A side letter
aiming to prevent the future use of such Section 232 national security tariffs has already been released, along with the text of the USMCA, which will replace the 1994 North American Free Trade Agreement (Nafta), Simard told Fastmarkets MB.
He also stressed that the US and Canadian negotiators have formulated a model (in another side letter
) that aims to prevent future disputes over Canadian exports of automobiles to the US, which involves effective caps on trade volumes. Export volumes up to the cap levels would not be subject to Section 232 tariffs under this agreement.
While Simard would not rule out Canadian support for such a model to resolve the aluminium tariff dispute, he called for negotiators to consider a range of trade levers, including rules of origin, when devising an aluminium-specific agreement that will stick.
The key is to allow for increased Canadian exports in the future. “There are so many references to carve a realistic approach for a very singular industry like aluminium. The worst thing would to be to cut and paste what you might do for steel,” he said.
This is because the Canadian aluminium industry’s output for US aerospace, automobile and military buyers is often specialist and - because of intellectual property arrangements - in some cases is not available anywhere else in the world. A deal would have to factor in “all our historic military relationships as well as the integrated characteristics of our industries,” Simard said.
In terms of the general side letter on Section 232 tariffs, it commits the US to holding off on imposing such tariffs for 60 days after a decision is made to erect such duties.

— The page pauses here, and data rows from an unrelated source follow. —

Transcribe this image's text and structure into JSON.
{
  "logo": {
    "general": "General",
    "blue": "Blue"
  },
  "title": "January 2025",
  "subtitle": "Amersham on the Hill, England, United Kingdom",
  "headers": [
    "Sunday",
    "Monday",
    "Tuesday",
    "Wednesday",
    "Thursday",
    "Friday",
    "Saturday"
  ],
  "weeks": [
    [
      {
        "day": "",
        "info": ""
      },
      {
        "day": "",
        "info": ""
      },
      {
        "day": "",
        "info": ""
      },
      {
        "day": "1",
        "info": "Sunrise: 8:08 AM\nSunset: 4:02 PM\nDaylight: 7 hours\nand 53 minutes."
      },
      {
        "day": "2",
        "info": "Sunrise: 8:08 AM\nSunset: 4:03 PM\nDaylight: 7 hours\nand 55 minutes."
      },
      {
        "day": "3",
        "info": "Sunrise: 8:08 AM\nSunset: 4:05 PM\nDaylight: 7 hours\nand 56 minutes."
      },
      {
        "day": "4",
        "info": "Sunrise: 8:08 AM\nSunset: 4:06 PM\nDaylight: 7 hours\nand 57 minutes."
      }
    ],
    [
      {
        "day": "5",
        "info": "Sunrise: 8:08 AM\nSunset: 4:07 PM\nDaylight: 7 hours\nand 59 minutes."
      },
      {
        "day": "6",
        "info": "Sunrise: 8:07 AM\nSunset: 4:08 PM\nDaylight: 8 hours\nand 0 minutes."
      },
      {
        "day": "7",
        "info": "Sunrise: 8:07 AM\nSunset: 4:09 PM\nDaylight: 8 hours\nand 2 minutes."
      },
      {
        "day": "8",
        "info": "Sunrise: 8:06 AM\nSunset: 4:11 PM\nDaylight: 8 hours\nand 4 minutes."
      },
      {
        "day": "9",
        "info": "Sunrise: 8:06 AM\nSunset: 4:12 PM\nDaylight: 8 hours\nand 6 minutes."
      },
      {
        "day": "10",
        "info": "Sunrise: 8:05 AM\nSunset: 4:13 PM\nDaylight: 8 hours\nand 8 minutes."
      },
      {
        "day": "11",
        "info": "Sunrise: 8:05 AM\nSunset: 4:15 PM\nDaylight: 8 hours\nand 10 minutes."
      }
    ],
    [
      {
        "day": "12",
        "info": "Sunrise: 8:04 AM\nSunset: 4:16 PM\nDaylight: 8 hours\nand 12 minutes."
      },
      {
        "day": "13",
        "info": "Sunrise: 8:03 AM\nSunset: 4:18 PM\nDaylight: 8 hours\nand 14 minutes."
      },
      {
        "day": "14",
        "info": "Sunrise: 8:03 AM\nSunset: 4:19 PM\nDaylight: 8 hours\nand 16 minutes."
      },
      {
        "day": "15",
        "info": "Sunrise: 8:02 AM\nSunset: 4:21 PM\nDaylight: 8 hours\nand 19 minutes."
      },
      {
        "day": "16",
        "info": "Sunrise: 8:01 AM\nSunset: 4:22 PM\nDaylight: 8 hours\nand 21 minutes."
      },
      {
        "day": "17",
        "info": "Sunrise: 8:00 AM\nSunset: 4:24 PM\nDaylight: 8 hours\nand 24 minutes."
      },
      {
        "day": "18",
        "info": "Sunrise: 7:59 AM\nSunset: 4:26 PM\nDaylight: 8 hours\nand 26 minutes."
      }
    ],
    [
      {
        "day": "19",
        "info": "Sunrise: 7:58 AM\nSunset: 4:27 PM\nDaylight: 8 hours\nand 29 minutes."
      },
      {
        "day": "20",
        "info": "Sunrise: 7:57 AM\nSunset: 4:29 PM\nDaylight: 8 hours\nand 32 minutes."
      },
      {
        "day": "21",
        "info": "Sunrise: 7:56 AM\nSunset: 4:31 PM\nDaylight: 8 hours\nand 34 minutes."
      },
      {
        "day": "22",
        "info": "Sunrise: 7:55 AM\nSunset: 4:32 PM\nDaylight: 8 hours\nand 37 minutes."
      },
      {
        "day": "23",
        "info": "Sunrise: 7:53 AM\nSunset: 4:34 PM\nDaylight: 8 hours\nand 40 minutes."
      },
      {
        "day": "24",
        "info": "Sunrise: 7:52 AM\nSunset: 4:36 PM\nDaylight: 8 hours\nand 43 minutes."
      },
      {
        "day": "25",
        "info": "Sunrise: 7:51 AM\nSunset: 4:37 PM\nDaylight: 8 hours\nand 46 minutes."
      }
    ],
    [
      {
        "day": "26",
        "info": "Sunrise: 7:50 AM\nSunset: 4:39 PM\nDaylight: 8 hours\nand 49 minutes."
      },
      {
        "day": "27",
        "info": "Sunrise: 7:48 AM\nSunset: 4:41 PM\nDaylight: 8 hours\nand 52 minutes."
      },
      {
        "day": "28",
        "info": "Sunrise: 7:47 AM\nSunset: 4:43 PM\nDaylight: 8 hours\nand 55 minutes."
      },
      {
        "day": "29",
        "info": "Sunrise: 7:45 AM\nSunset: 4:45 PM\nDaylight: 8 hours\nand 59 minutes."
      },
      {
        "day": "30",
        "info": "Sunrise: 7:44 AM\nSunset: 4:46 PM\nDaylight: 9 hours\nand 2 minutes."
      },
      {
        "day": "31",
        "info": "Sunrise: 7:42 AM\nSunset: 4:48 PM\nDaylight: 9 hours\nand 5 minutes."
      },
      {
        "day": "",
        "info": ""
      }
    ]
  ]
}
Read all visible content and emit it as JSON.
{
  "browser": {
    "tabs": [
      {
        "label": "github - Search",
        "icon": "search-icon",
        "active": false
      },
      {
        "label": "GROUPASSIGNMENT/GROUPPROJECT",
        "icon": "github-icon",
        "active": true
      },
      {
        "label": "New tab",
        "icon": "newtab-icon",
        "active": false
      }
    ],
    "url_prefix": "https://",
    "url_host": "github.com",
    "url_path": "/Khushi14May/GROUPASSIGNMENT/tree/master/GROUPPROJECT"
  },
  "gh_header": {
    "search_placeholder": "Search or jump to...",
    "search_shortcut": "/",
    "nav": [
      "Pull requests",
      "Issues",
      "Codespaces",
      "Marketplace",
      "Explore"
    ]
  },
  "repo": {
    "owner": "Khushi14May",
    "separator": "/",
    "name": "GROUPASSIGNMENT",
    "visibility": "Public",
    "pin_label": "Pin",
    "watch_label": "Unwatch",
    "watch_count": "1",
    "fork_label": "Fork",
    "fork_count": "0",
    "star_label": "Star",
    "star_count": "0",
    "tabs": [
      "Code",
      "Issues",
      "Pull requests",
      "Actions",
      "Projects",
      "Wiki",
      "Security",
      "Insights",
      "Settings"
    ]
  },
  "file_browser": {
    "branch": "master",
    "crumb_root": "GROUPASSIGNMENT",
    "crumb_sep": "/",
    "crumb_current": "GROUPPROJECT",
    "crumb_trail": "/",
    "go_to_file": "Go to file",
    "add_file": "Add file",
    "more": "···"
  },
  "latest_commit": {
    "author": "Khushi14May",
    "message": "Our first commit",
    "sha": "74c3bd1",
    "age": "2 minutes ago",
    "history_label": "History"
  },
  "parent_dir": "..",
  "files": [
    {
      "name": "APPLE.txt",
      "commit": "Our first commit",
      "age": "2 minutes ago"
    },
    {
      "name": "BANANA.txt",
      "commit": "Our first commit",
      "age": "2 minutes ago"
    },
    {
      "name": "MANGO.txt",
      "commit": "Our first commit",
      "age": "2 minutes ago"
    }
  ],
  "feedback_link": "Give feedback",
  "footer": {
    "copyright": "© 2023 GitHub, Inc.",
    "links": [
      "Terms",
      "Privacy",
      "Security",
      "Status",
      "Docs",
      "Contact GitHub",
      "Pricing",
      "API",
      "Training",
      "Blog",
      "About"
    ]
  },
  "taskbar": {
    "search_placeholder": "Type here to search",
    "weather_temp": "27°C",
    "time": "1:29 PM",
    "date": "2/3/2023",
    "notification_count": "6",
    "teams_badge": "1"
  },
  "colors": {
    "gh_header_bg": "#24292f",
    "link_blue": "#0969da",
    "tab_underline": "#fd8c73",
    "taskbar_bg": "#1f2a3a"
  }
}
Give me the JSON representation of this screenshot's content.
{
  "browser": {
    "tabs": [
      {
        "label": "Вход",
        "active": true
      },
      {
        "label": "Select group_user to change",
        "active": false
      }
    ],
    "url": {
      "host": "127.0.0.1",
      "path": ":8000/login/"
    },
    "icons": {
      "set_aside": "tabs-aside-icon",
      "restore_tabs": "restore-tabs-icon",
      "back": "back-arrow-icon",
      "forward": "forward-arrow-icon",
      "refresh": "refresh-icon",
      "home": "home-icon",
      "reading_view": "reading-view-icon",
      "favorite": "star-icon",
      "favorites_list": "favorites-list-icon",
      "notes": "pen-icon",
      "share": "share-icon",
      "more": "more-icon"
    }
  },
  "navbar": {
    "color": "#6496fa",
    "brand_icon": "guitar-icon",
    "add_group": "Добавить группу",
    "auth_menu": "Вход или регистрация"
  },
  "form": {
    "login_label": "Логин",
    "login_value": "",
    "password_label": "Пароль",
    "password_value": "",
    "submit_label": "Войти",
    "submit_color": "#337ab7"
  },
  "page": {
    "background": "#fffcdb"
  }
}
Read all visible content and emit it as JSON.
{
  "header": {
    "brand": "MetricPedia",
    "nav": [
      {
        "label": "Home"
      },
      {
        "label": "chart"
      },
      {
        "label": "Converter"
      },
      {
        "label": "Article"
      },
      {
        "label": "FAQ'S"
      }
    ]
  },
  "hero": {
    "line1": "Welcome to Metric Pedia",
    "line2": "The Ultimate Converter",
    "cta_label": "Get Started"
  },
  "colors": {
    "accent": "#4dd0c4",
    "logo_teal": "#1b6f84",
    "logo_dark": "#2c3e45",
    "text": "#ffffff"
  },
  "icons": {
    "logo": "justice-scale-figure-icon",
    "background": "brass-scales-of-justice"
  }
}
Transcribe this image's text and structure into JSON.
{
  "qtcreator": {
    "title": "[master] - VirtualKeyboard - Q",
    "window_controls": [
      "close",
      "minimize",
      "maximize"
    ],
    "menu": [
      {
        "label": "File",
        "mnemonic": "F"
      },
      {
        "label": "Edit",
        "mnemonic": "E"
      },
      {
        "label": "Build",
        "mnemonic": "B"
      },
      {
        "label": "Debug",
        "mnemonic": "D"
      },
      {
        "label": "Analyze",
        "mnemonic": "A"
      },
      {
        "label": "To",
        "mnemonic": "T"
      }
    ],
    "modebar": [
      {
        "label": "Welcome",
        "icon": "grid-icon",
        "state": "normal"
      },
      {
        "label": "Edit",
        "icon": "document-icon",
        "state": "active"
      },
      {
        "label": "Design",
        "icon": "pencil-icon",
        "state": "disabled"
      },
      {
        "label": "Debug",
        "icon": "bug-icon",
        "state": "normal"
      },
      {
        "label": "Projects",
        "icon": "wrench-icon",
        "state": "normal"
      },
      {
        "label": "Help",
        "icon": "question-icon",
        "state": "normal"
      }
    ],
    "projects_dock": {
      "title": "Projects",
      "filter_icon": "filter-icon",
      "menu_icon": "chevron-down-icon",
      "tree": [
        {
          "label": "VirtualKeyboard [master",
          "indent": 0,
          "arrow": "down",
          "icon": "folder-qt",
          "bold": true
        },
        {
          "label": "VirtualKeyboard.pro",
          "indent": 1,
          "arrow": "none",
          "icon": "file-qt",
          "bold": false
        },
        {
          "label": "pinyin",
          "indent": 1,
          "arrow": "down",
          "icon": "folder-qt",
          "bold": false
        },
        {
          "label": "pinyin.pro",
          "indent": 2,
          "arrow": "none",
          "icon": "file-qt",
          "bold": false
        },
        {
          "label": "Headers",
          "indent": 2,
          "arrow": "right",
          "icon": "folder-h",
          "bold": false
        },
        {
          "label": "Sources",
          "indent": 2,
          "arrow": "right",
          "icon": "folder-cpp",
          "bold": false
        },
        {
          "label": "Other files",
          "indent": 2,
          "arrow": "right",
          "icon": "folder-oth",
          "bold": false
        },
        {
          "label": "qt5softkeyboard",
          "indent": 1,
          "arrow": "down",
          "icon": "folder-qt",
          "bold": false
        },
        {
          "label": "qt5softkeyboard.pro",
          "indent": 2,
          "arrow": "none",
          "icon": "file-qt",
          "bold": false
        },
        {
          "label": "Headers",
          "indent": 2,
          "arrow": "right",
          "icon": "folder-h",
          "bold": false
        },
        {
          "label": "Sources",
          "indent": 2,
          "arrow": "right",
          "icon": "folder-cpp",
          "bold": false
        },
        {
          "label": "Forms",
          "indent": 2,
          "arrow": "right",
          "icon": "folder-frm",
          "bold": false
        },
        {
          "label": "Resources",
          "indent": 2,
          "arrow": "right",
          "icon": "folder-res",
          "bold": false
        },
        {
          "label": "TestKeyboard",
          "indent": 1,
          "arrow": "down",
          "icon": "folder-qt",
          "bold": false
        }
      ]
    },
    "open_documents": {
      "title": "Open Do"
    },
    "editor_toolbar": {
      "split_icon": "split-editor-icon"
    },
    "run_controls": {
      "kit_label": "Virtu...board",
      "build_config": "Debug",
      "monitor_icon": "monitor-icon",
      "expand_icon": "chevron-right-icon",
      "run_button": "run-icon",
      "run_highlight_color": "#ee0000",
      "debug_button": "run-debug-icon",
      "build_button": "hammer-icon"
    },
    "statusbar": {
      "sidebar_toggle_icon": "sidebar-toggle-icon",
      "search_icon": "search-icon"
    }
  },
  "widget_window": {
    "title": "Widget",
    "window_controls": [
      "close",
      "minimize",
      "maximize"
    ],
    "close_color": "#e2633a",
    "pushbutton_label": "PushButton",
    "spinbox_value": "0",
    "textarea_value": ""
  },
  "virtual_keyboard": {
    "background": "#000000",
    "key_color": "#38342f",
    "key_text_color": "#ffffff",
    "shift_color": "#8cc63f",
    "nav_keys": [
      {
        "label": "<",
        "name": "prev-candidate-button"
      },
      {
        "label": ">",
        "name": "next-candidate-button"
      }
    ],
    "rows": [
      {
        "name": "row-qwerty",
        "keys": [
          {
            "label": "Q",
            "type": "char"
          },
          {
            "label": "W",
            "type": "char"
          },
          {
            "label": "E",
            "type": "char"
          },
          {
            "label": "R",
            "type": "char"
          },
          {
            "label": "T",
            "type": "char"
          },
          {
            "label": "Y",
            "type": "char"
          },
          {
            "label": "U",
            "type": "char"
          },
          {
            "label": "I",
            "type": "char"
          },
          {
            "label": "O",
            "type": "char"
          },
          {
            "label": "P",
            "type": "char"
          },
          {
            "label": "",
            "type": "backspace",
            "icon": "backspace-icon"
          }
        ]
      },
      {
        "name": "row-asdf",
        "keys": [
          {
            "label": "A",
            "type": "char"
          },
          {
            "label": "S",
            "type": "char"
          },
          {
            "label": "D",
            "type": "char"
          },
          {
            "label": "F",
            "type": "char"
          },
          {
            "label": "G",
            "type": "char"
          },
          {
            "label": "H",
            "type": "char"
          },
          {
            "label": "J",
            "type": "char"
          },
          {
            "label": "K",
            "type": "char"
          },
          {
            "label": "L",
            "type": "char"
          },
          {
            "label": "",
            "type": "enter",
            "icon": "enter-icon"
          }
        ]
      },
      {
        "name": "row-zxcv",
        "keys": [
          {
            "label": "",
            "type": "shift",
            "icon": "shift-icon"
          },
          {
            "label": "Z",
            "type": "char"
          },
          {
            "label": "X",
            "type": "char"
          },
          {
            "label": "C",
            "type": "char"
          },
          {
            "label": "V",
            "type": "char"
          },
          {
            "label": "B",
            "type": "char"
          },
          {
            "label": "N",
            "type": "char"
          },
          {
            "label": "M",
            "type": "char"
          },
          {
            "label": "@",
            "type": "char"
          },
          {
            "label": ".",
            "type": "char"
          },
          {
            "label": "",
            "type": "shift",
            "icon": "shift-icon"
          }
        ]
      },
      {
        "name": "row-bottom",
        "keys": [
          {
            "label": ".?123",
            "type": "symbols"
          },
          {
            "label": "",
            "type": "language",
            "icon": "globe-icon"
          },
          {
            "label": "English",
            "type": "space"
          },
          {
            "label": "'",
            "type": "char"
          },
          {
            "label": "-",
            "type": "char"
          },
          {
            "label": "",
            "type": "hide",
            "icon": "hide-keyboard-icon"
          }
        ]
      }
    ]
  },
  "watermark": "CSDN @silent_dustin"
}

During that time, “the United States and Canada shall seek to negotiate an appropriate outcome based on industry dynamics and historical trading patterns,” the note states. If the US then goes ahead and imposes such duties anyway Canada can impose retaliatory tariffs (as it has done in the ongoing dispute over aluminium and steel tariffs) and also challenge such duties at the World Trade Organization, it added.